TASK PROMPT: Across the records below, count every line that contains the string "main", then report the count alone.
- Opening Delimiter -
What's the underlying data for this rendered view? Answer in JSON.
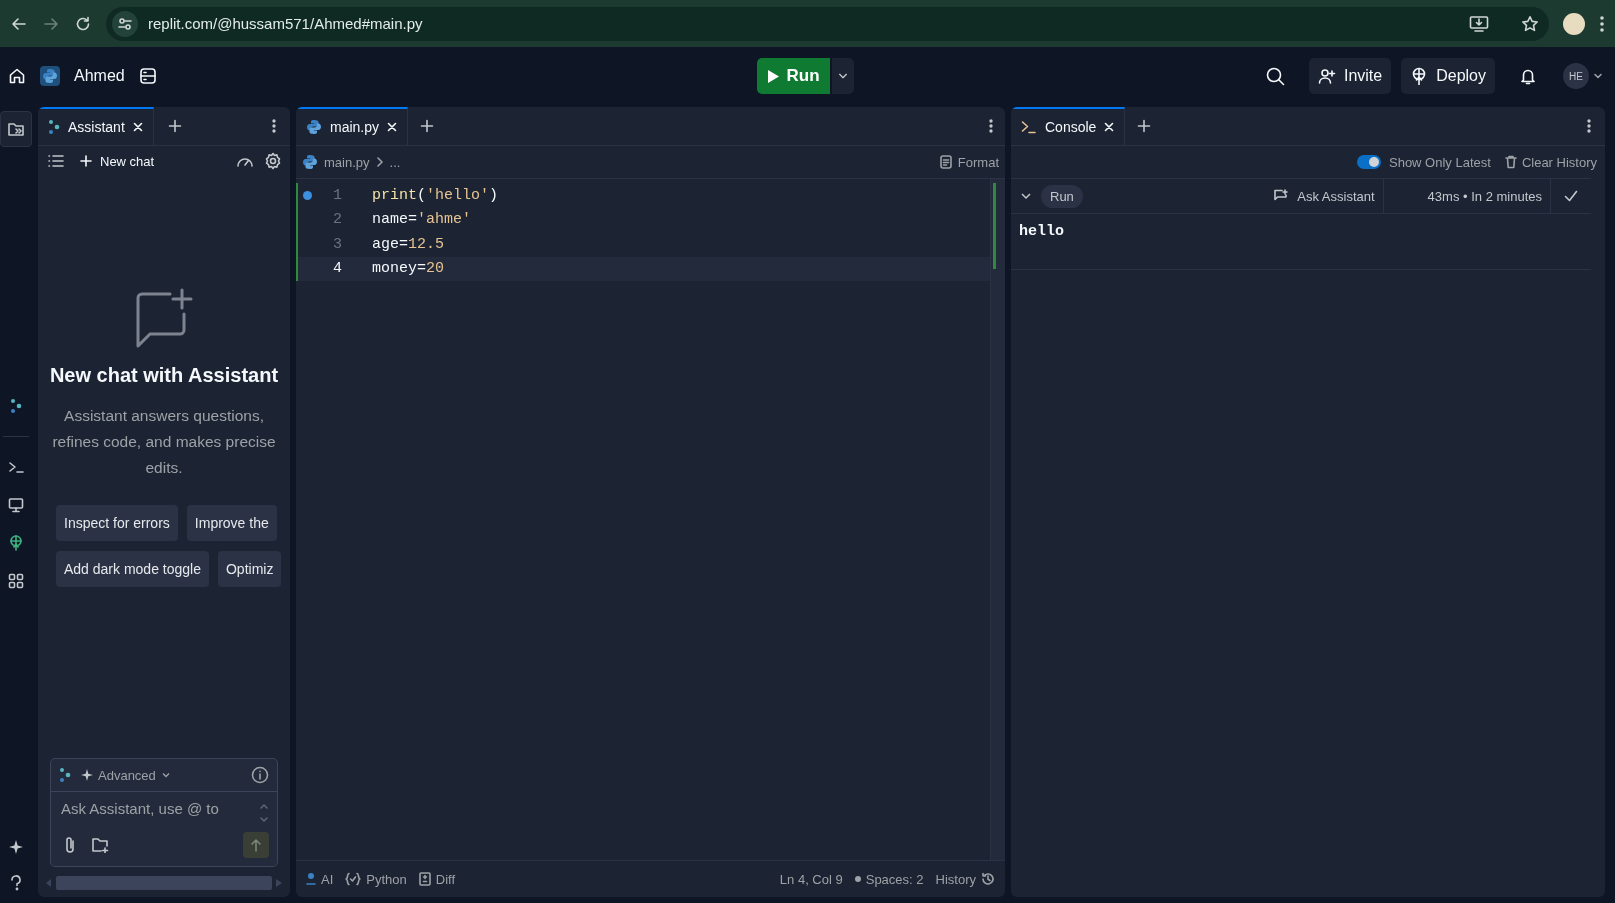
{
  "browser": {
    "url": "replit.com/@hussam571/Ahmed#main.py"
  },
  "header": {
    "project_name": "Ahmed",
    "run_button": "Run",
    "actions": [
      {
        "label": "Invite",
        "kind": "invite"
      },
      {
        "label": "Deploy",
        "kind": "deploy"
      }
    ],
    "avatar": "HE"
  },
  "assistant": {
    "tab": "Assistant",
    "new_chat": "New chat",
    "title": "New chat with Assistant",
    "description": "Assistant answers questions, refines code, and makes precise edits.",
    "suggestions": [
      [
        "Inspect for errors",
        "Improve the"
      ],
      [
        "Add dark mode toggle",
        "Optimiz"
      ]
    ],
    "mode": "Advanced",
    "input": {
      "placeholder": "Ask Assistant, use @ to"
    }
  },
  "editor": {
    "tabs": [
      {
        "label": "main.py",
        "selected": true
      }
    ],
    "breadcrumb": [
      "main.py",
      "..."
    ],
    "format": "Format",
    "lines": [
      {
        "number": "1",
        "marker": true,
        "current": false,
        "tokens": [
          {
            "text": "print",
            "kind": "fn"
          },
          {
            "text": "(",
            "kind": "punct"
          },
          {
            "text": "'hello'",
            "kind": "str"
          },
          {
            "text": ")",
            "kind": "punct"
          }
        ]
      },
      {
        "number": "2",
        "marker": false,
        "current": false,
        "tokens": [
          {
            "text": "name",
            "kind": "var"
          },
          {
            "text": "=",
            "kind": "punct"
          },
          {
            "text": "'ahme'",
            "kind": "str"
          }
        ]
      },
      {
        "number": "3",
        "marker": false,
        "current": false,
        "tokens": [
          {
            "text": "age",
            "kind": "var"
          },
          {
            "text": "=",
            "kind": "punct"
          },
          {
            "text": "12.5",
            "kind": "num"
          }
        ]
      },
      {
        "number": "4",
        "marker": false,
        "current": true,
        "tokens": [
          {
            "text": "money",
            "kind": "var"
          },
          {
            "text": "=",
            "kind": "punct"
          },
          {
            "text": "20",
            "kind": "num"
          }
        ]
      }
    ]
  },
  "status_bar": {
    "left": [
      {
        "label": "AI",
        "kind": "ai"
      },
      {
        "label": "Python",
        "kind": "lang"
      },
      {
        "label": "Diff",
        "kind": "diff"
      }
    ],
    "right": [
      {
        "label": "Ln 4, Col 9",
        "kind": "plain"
      },
      {
        "label": "Spaces: 2",
        "kind": "dot"
      },
      {
        "label": "History",
        "kind": "history"
      }
    ]
  },
  "console": {
    "tab": "Console",
    "show_only_latest": {
      "label": "Show Only Latest",
      "on": true
    },
    "clear": "Clear History",
    "entries": [
      {
        "label": "Run",
        "ask": "Ask Assistant",
        "timing": "43ms • In 2 minutes",
        "success": true,
        "expanded": true,
        "output": "hello"
      }
    ]
  }
}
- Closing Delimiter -
RESULT BELOW: 3